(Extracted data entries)
------------------------------------------------

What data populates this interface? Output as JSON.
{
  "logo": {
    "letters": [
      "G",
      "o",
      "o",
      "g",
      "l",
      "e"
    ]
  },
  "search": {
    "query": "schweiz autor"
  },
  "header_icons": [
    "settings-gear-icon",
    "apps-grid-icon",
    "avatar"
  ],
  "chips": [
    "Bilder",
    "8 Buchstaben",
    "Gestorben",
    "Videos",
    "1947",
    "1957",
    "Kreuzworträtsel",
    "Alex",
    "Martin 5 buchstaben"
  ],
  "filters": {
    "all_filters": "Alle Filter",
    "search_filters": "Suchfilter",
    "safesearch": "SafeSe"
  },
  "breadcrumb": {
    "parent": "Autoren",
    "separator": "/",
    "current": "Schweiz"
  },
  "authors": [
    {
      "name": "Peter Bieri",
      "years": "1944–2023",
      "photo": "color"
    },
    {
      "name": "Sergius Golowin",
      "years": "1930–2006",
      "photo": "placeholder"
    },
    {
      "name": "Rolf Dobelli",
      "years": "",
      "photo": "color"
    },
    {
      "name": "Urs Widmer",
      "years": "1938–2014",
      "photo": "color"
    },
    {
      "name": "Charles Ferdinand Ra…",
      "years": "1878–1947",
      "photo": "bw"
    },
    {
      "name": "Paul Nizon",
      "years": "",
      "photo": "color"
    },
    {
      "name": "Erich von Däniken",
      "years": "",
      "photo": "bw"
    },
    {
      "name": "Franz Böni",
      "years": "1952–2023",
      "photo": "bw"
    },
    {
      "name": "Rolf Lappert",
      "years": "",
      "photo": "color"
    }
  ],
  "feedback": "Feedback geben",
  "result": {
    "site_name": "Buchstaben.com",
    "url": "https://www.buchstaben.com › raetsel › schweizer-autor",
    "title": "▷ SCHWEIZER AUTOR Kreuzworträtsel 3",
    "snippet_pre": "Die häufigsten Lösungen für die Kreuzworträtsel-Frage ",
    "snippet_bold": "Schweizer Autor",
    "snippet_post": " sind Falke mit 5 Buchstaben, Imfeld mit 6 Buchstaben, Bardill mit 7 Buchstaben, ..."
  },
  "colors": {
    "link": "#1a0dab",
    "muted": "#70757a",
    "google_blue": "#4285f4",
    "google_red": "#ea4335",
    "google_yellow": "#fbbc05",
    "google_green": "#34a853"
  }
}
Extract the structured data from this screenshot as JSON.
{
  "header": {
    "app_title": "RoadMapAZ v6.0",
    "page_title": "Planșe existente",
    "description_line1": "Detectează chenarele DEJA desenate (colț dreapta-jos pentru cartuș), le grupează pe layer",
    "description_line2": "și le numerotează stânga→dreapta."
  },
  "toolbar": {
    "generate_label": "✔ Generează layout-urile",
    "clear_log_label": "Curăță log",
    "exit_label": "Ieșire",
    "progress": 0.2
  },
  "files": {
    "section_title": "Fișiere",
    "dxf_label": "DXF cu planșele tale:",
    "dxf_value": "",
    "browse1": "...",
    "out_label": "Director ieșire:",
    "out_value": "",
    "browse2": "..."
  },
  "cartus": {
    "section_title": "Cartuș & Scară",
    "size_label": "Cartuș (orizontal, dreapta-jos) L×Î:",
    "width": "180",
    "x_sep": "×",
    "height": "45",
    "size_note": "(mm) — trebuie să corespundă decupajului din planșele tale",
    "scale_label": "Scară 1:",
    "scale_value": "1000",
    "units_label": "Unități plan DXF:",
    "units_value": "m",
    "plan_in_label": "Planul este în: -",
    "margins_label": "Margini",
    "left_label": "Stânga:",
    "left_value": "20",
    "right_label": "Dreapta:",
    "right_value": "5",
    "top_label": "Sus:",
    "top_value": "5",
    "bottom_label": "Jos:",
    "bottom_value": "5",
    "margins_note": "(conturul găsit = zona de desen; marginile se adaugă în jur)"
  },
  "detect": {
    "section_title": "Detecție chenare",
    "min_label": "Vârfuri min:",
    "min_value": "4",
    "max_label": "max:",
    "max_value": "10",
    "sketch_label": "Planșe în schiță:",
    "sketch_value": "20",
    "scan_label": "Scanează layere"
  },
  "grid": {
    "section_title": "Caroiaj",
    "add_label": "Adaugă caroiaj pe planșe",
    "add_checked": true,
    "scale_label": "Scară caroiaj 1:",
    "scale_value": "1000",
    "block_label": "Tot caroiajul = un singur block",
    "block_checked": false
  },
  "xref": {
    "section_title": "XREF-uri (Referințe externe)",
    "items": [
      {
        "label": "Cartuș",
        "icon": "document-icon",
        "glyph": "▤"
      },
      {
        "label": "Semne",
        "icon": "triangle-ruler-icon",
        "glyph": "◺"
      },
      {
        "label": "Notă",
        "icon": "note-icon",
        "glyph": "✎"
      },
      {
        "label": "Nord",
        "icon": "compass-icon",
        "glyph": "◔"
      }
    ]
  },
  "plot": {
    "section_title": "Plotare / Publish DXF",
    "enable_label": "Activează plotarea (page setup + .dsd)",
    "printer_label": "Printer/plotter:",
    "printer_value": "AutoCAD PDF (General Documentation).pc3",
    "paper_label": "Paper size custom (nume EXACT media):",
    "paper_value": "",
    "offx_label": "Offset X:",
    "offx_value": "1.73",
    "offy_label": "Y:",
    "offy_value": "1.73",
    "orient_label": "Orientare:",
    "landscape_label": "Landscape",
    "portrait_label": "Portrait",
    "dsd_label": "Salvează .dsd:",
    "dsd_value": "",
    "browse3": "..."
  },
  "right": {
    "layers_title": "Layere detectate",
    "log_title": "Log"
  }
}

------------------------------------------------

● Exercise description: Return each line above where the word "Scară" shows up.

● Written solution:
    "section_title": "Cartuș & Scară",
    "scale_label": "Scară 1:",
    "scale_label": "Scară caroiaj 1:",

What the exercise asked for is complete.